Ephesus, where Timothy led a growing church, was the centre of the pagan cult of Diana (or Artemis). The magnificent temple in Ephesus was one of the ‘seven wonders of the world’ containing an ebony statue of the goddess. It was a culture in which women strove for dominance; and ungodly sexual practices were considered normal.
Against this background, Paul called for women who believed in Jesus to dress in a way that did not flaunt their sexuality or power. Instead they should be eager to serve the believers and others in a humble way as part of their worship to God. In that culture Paul wanted the women to learn to submit in the church and at home and to honour their husbands, raise children in godly households, and encourage their husbands to be the spiritual leaders at home.

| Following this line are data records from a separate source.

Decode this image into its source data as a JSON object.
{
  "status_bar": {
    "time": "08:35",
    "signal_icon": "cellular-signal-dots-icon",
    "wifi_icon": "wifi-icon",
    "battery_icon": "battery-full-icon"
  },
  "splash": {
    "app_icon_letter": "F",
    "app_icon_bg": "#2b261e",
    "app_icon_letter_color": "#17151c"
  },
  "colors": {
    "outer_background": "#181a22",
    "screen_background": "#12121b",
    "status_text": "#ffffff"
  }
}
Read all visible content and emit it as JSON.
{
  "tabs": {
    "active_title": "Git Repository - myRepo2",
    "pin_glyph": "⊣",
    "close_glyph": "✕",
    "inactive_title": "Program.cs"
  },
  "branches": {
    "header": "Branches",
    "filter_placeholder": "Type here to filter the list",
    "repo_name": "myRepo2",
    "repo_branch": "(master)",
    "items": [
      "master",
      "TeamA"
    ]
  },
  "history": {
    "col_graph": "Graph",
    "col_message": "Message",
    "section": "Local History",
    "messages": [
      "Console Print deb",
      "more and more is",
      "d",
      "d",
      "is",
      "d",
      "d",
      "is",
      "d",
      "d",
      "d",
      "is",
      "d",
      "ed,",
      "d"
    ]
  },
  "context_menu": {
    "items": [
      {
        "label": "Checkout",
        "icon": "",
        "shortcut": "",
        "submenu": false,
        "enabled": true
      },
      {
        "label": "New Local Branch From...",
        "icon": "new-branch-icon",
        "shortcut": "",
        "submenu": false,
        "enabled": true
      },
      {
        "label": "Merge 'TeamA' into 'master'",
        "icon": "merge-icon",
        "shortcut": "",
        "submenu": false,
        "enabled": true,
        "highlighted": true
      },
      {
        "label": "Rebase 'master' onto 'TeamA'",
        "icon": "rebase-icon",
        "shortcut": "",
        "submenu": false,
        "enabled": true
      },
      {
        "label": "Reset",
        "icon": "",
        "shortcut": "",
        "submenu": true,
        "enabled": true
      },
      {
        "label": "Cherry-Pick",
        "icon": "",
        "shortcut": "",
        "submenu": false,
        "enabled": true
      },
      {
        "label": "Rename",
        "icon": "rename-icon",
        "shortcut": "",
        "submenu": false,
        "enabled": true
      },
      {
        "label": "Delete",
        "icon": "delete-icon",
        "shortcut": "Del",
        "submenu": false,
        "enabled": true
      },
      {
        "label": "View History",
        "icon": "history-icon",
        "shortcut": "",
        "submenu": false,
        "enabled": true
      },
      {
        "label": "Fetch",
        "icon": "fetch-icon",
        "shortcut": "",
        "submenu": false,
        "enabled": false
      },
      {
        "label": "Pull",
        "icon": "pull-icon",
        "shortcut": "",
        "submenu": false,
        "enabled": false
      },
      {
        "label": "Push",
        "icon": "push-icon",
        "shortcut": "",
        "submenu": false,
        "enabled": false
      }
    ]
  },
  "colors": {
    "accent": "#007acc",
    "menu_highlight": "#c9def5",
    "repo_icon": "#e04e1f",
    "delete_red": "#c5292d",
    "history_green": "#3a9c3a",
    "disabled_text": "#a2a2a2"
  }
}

The principles of husbandly care, fatherly provision and male headship continue throughout the Bible. However women often have to take a leading role because of the circumstances they find themselves in. Nevertheless the Bible affirms the blessing which comes to a family when the husband and father accepts his responsibility to nurture his wife and children, as well as others in the church. The heavy pressures of family life today impose increasing loads on the wife and mother which would be made much easier as the husband prays for his family and teaches them the truth from God’s Word. In that way the whole family may grow up as effective disciples of Jesus Christ; and the church is stabilised in the truth.
© Dr Paul Adams